Bloch taught at a Catholic school, then co-founded a charter school in a low-income area of Kansas City, with a super-rich friend of his. He approves of private money donations to schools, but admits he is an idealist when it comes to closing the racial achievement gap. The school founders experienced a long, frustrating learning curve, although they thought they knew what they were getting into.

They started with middle-school students, but learned that starting with the early grades and adding older students later, would have been a better approach.  For, students’ problems multiply as time goes on.  In an urban area, in addition to a high dropout rate, gangs, drugs, and disruptive behavior, there may be multiple ethnic groups who must get acculturated.

Bloch relates the quote, “Our earth is degenerate in these latter days; bribery and corruption are common; children no longer obey their parents; and the end of the world is evidently approaching.”  This is not just the lament of a modern teacher, but of an Assyrian sufficiently educated to write on a clay tablet, living in 2800 B.C., proving once again, that there is nothing new under the sun.

A Smile as Big as the Moon

The Book of the Week is “A Smile as Big as the Moon” by Mike Kersjes, published in 2003.  This book tells the story of a Midwestern special education class that got to go to “space camp” at NASA’s facility in Alabama. Each week, the camp engaged students from several schools nationwide in a competition in which the students played the role of astronauts.

The students in the special education class had various problems such as Tourette’s syndrome, Prader-Willi syndrome, learning disabilities, etc.  However, their teacher wanted to prove to them and the world that they could function just as well as students in regular classes.  They practiced long and hard for weeks prior to the competition.  The teacher was also coach of the high school’s football team.  He was instrumental in instilling confidence in and encouraging teamwork among the kids.  Read the book to find out what happened.

The Merry Baker of Riga

The Book of the Week is “The Merry Baker of Riga” by Boris Zemtzov, published in 2004.  This book described the difficulties of operating a bakery in Riga, Latvia in the 1990’s (just after the fall of Communism).

Latvia used to be a Soviet territory. The half-American author was a businessman and part-owner of said bakery.  Latvian culture was largely to blame for the poor profitability of the capitalist venture, which lasted only a few years.  Language and sanitation were among the myriad problems Zemtzov encountered.

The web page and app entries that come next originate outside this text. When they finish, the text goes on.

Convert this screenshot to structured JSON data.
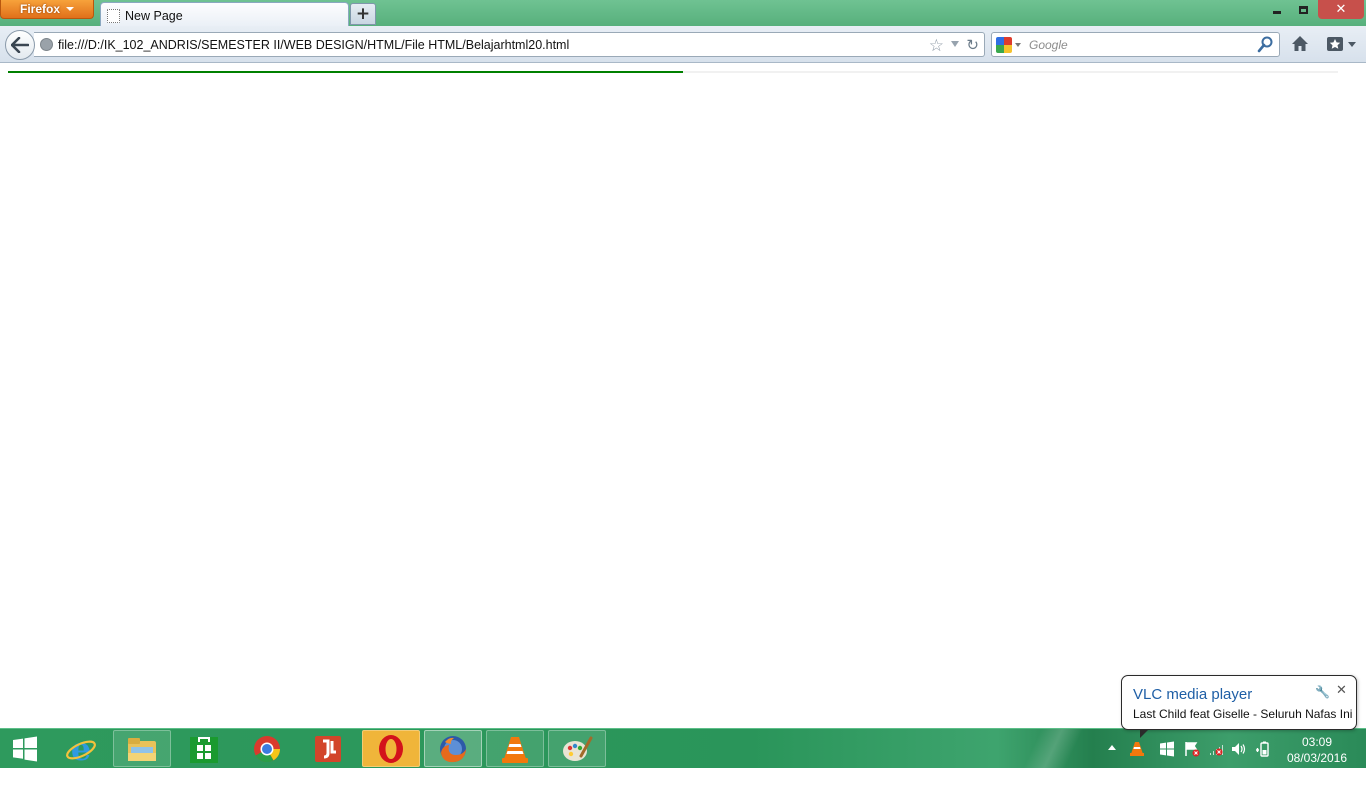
{
  "browser": {
    "menu_button_label": "Firefox",
    "tab_title": "New Page",
    "new_tab_label": "+",
    "close_label": "✕",
    "url": "file:///D:/IK_102_ANDRIS/SEMESTER II/WEB DESIGN/HTML/File HTML/Belajarhtml20.html",
    "search_placeholder": "Google",
    "icons": [
      "back-arrow-icon",
      "globe-icon",
      "bookmark-star-icon",
      "dropdown-icon",
      "reload-icon",
      "google-icon",
      "search-magnifier-icon",
      "home-icon",
      "bookmarks-icon"
    ]
  },
  "page": {
    "hr_color": "#008000"
  },
  "notification": {
    "title": "VLC media player",
    "text": "Last Child feat Giselle - Seluruh Nafas Ini"
  },
  "taskbar": {
    "apps": [
      "start",
      "internet-explorer",
      "file-explorer",
      "windows-store",
      "chrome",
      "foxit-reader",
      "opera",
      "firefox",
      "vlc",
      "paint"
    ],
    "clock_time": "03:09",
    "clock_date": "08/03/2016"
  },
  "colors": {
    "title_bar": "#57b07c",
    "firefox_button": "#e0701a",
    "taskbar": "#2a955a",
    "close_button": "#c7504b"
  }
}
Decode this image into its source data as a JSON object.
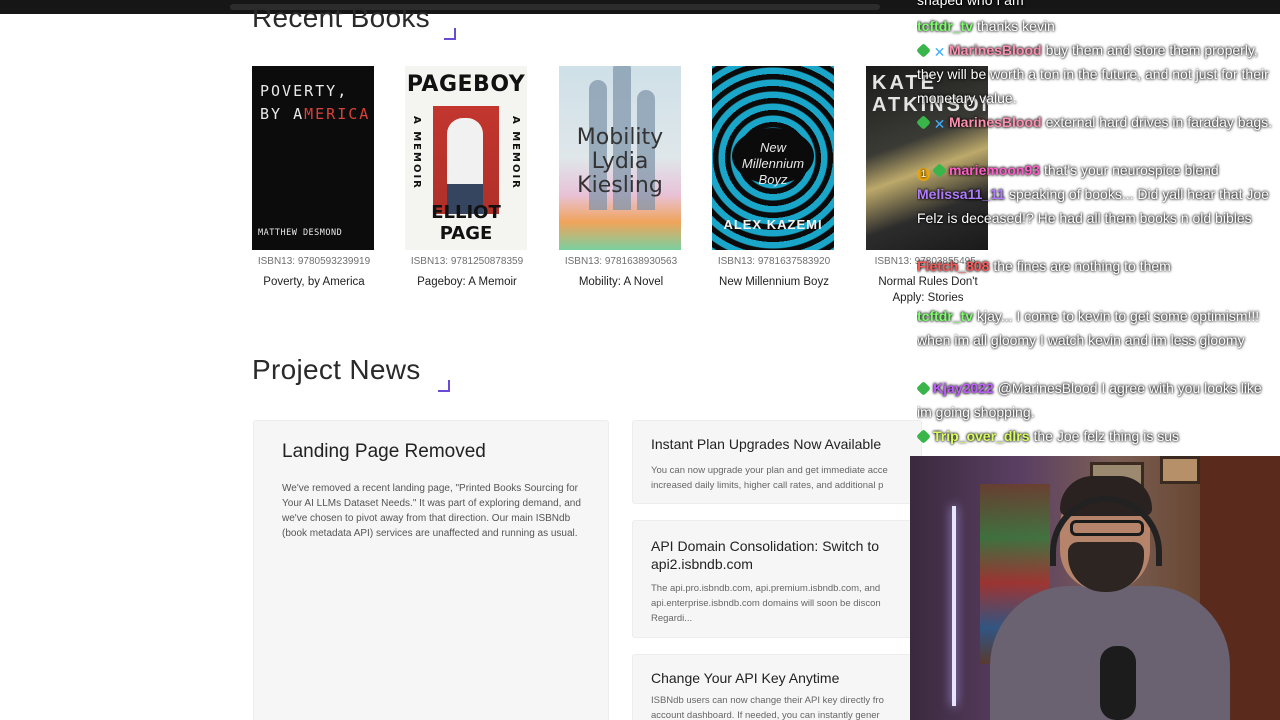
{
  "sections": {
    "recent_books": "Recent Books",
    "project_news": "Project News"
  },
  "books": [
    {
      "isbn": "ISBN13: 9780593239919",
      "title": "Poverty, by America",
      "cover_title_line1": "POVERTY,",
      "cover_title_line2a": "BY A",
      "cover_title_line2b": "MERICA",
      "cover_author": "MATTHEW DESMOND"
    },
    {
      "isbn": "ISBN13: 9781250878359",
      "title": "Pageboy: A Memoir",
      "cover_title": "PAGEBOY",
      "cover_side": "A MEMOIR",
      "cover_author": "ELLIOT PAGE"
    },
    {
      "isbn": "ISBN13: 9781638930563",
      "title": "Mobility: A Novel",
      "cover_title_line1": "Mobility",
      "cover_title_line2": "Lydia",
      "cover_title_line3": "Kiesling"
    },
    {
      "isbn": "ISBN13: 9781637583920",
      "title": "New Millennium Boyz",
      "cover_title": "New Millennium Boyz",
      "cover_author": "ALEX KAZEMI"
    },
    {
      "isbn": "ISBN13: 97803855495..",
      "title": "Normal Rules Don't Apply: Stories",
      "cover_author_line1": "KATE",
      "cover_author_line2": "ATKINSON"
    }
  ],
  "news": {
    "featured": {
      "title": "Landing Page Removed",
      "body": "We've removed a recent landing page, \"Printed Books Sourcing for Your AI LLMs Dataset Needs.\" It was part of exploring demand, and we've chosen to pivot away from that direction. Our main ISBNdb (book metadata API) services are unaffected and running as usual."
    },
    "cards": [
      {
        "title": "Instant Plan Upgrades Now Available",
        "line1": "You can now upgrade your plan and get immediate acce",
        "line2": "increased daily limits, higher call rates, and additional p"
      },
      {
        "title_line1": "API Domain Consolidation: Switch to",
        "title_line2": "api2.isbndb.com",
        "line1": "The api.pro.isbndb.com, api.premium.isbndb.com, and",
        "line2": "api.enterprise.isbndb.com domains will soon be discon",
        "line3": "Regardi..."
      },
      {
        "title": "Change Your API Key Anytime",
        "line1": "ISBNdb users can now change their API key directly fro",
        "line2": "account dashboard. If needed, you can instantly gener"
      }
    ]
  },
  "chat": [
    {
      "user": "",
      "text": "shaped who I am",
      "color": "#ffffff"
    },
    {
      "user": "tcftdr_tv",
      "text": "thanks kevin",
      "color": "#7cff6b"
    },
    {
      "user": "MarinesBlood",
      "text": "buy them and store them properly, they will be worth a ton in the future, and not just for their monetary value.",
      "color": "#ff8fb0"
    },
    {
      "user": "MarinesBlood",
      "text": "external hard drives in faraday bags.",
      "color": "#ff8fb0"
    },
    {
      "user": "mariemoon93",
      "text": "that's your neurospice blend",
      "color": "#ff5cc8"
    },
    {
      "user": "Melissa11_11",
      "text": "speaking of books... Did yall hear that Joe Felz is deceased!? He had all them books n old bibles",
      "color": "#b07cff"
    },
    {
      "user": "Fletch_808",
      "text": "the fines are nothing to them",
      "color": "#ff5a5a"
    },
    {
      "user": "tcftdr_tv",
      "text": "kjay... I come to kevin to get some optimism!!! when im all gloomy I watch kevin and im less gloomy",
      "color": "#7cff6b"
    },
    {
      "user": "Kjay2022",
      "text": "@MarinesBlood I agree with you looks like im going shopping.",
      "color": "#c05cff"
    },
    {
      "user": "Trip_over_dlrs",
      "text": "the Joe felz thing is sus",
      "color": "#d8ff5c"
    }
  ],
  "colors": {
    "accent": "#6a4bd6",
    "card_bg": "#f6f6f6"
  }
}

Whenever an employee had a birthday or there was an excuse for a celebratory social gathering (which was often), the consumption of alcohol ensured that nothing got done the whole afternoon.  Alcohol consumption also played a part in a bad experience Zemtzov had with a contractor who was supposed to complete a renovation job in his home.

Nevertheless, Zemtzov described an aspect of Latvian culture that this American blogger found to be quite funny:  on one’s birthday, one is woken up at the crack of dawn by his or her loved ones, is wished a happy birthday, and has a birthday gift shoved in his or her face.

In sum, this was an entertaining tale.

Catfish and Mandala

The Book of the Week is “Catfish and Mandala” by Andrew X. Pham, published in 1999.

This book is the memoir of An, a Vietnamese native whose family fled to California from Vietnam in the spring of 1975, just before Saigon fell. He alternates chapters describing his family’s history, and his bike trip.

An was born in Vietnam, but has mixed Asian blood, so he looks different from everyone. When he returns to Vietnam in his twenties on his bike trip, having been Westernized, he is called the derogatory term, “Viet-kieu.” He flies to, and then cycles through most of the country, to revisit his childhood memories and motherland.

An writes, “… I grew up fighting blacks, whites, and Chicanos… And everybody beat up the Chinaman whether or not he was really an ethnic Chinese. These new Vietnamese kids were easy pickings, small, bookish, passive, and not fluent in English.” So each Asian group segregates itself by nationality in Chinatowns and Japantowns.

An is still grappling with his racial identity. However, writing this book has made it easier, by making others aware of his plight.